Dahlias are easy to grow but you have to be willing to put in the work. After a few years of growing dahlias in my dahlia garden, I am confident enough to say I know how to grow great dahlias. I have grown many different varieties and harvested hundreds of beautiful flowers. And I did this without ever using any pesticides, not even organic slug pellets.
Pesticides are dangerous for bees and other beneficial insects. Pesticides get into the soil and groundwater. Because birds and hedgehogs eat insects they are affected too. To be truly hedgehog-friendly you need to stop using slug pellets or pesticides. I am purely growing dahlias for pleasure. I love to have a garden full of beautiful blooms to pick from and have enough flowers to fill vases and give to friends and family. If you grow dahlias for profit and do use pesticides, I understand. But if you have the choice, it’s worth considering.
So here are some simple things you can do to keep your dahlias healthy and productive without pesticides.
Prepare your soil
Soil is the most important thing in your garden. Healthy soil means healthy plants and healthy plants are more pest-resistant. The more you can do to keep your soil healthy, the more productive your garden will be. Apply compost and fertilizer before planting your dahlia tubers. At our dahlia association, compost is purchased jointly and shared among the allotmenteers. For a few years, we used cow or horse manure as a fertilizer. But that manure was very heavy and difficult to spread over the plots, so now we just use cow manure pellets.
Take good care of your plants
Proper plant care is another great line of defence against dahlia insect pests, as healthy dahlia plants are less attractive to pests. Water properly and apply fertilizer. Keep weeds pulled in the area around your dahlias. Weeds compete with your plants for water, food and light. Raising happy, healthy plants is one of the easiest steps toward preventing pests in your garden.
Keep your soil bare

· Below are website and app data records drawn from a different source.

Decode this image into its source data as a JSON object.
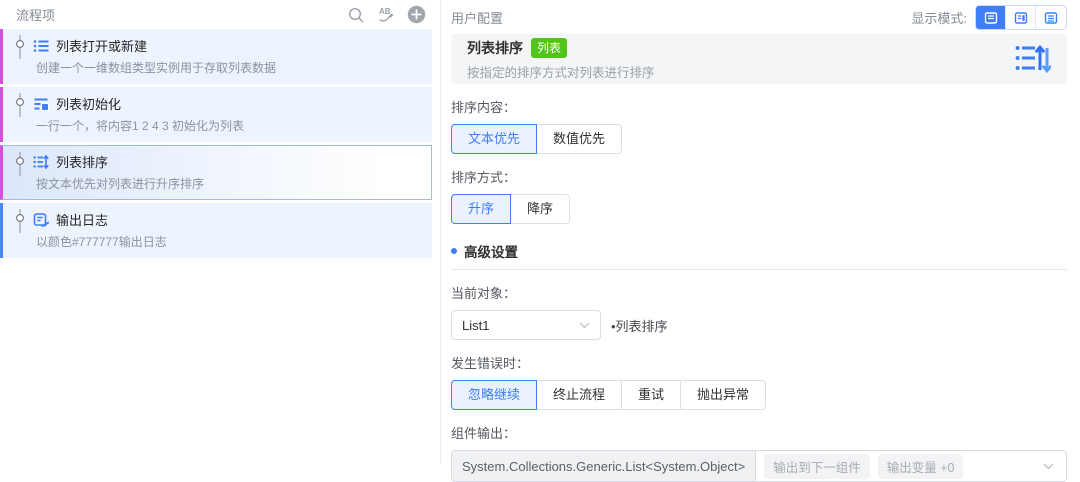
{
  "left_panel": {
    "title": "流程项",
    "items": [
      {
        "title": "列表打开或新建",
        "desc": "创建一个一维数组类型实例用于存取列表数据",
        "icon": "list-icon",
        "accent_color": "#d94fd9",
        "selected": false
      },
      {
        "title": "列表初始化",
        "desc": "一行一个，将内容1 2 4 3 初始化为列表",
        "icon": "list-init-icon",
        "accent_color": "#d94fd9",
        "selected": false
      },
      {
        "title": "列表排序",
        "desc": "按文本优先对列表进行升序排序",
        "icon": "list-sort-icon",
        "accent_color": "#d94fd9",
        "selected": true
      },
      {
        "title": "输出日志",
        "desc": "以颜色#777777输出日志",
        "icon": "log-icon",
        "accent_color": "#4b87f8",
        "selected": false
      }
    ]
  },
  "right_panel": {
    "title": "用户配置",
    "display_mode": {
      "label": "显示模式:",
      "active_color": "#3e7ef7",
      "modes": [
        "card-view",
        "split-view",
        "list-view"
      ],
      "active_index": 0
    },
    "card": {
      "title": "列表排序",
      "badge": "列表",
      "badge_color": "#52c41a",
      "desc": "按指定的排序方式对列表进行排序",
      "icon": "list-sort-large-icon"
    },
    "sort_content": {
      "label": "排序内容：",
      "options": [
        "文本优先",
        "数值优先"
      ],
      "selected_index": 0
    },
    "sort_method": {
      "label": "排序方式：",
      "options": [
        "升序",
        "降序"
      ],
      "selected_index": 0
    },
    "advanced": {
      "label": "高级设置"
    },
    "current_object": {
      "label": "当前对象：",
      "value": "List1",
      "note": "•列表排序"
    },
    "on_error": {
      "label": "发生错误时：",
      "options": [
        "忽略继续",
        "终止流程",
        "重试",
        "抛出异常"
      ],
      "selected_index": 0
    },
    "output": {
      "label": "组件输出：",
      "type_tag": "System.Collections.Generic.List<System.Object>",
      "chips": [
        "输出到下一组件",
        "输出变量 +0"
      ]
    }
  }
}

Bare soil isn’t natural. Freshly dug gardens and allotments left to nature will soon turn green with weeds. That’s why in my garden at home I plant ground covers and cover garden beds with mulch. This prevents weeds from taking over and soil from drying out. But leaves and mulch provide hiding places for slugs, snails, earwigs and other pests. So keep the soil of your dahlia beds bare, especially at the beginning of the season because slugs love new shoots. If you want to learn more about planting dahlias in the garden please read my blog post Planning a dahlia garden part 2.
Of course, this isn’t the only way to go. Erin from Floret Flowers uses landscape fabric to cover flower beds. The no-dig method uses cardboard to cover garden areas. I have no experience with these methods, so I can’t tell you what works best. We don’t have any problems with slugs, snails or earwigs so I will stick to what I know.
Water your plants in the morning
You probably know it’s best to water plants in the early morning or evening when it’s cooler. Watering in full sun or on a warm day is not waterwise – as much of the water will evaporate before entering the soil.
Both slugs and snails need moisture and are most active at night or during rainy days. If you water your garden in the evening you will encourage slugs and snails to come out. When you water your plants in the morning the soil will be dry before night falls. That is if it doesn’t rain, of course!
Buy ladybird larvae
Ladybird larvae are nature’s natural pest control. The ladybird larvae eat insect pests such as aphids. After several weeks they will turn into ladybirds that also eat aphids.
Actually, I’m not really sure about this one. I planted nasturtiums as green manure, to feed the soil. But apparently, nasturtiums also attract aphids and other garden pests, so I don’t know if this was a good idea. What do you think, is it safe to grow nasturtiums in my dahlia beds?
Growing dahlias is easy and so rewarding. I hope to have given you a few ideas on how to grow great dahlias without pesticides. If you have any questions, or if you have any other tips/advice on how to deal with pests, please leave a comment. You are also welcome to email me at any time with any questions. But most importantly, I hope you enjoy your dahlias!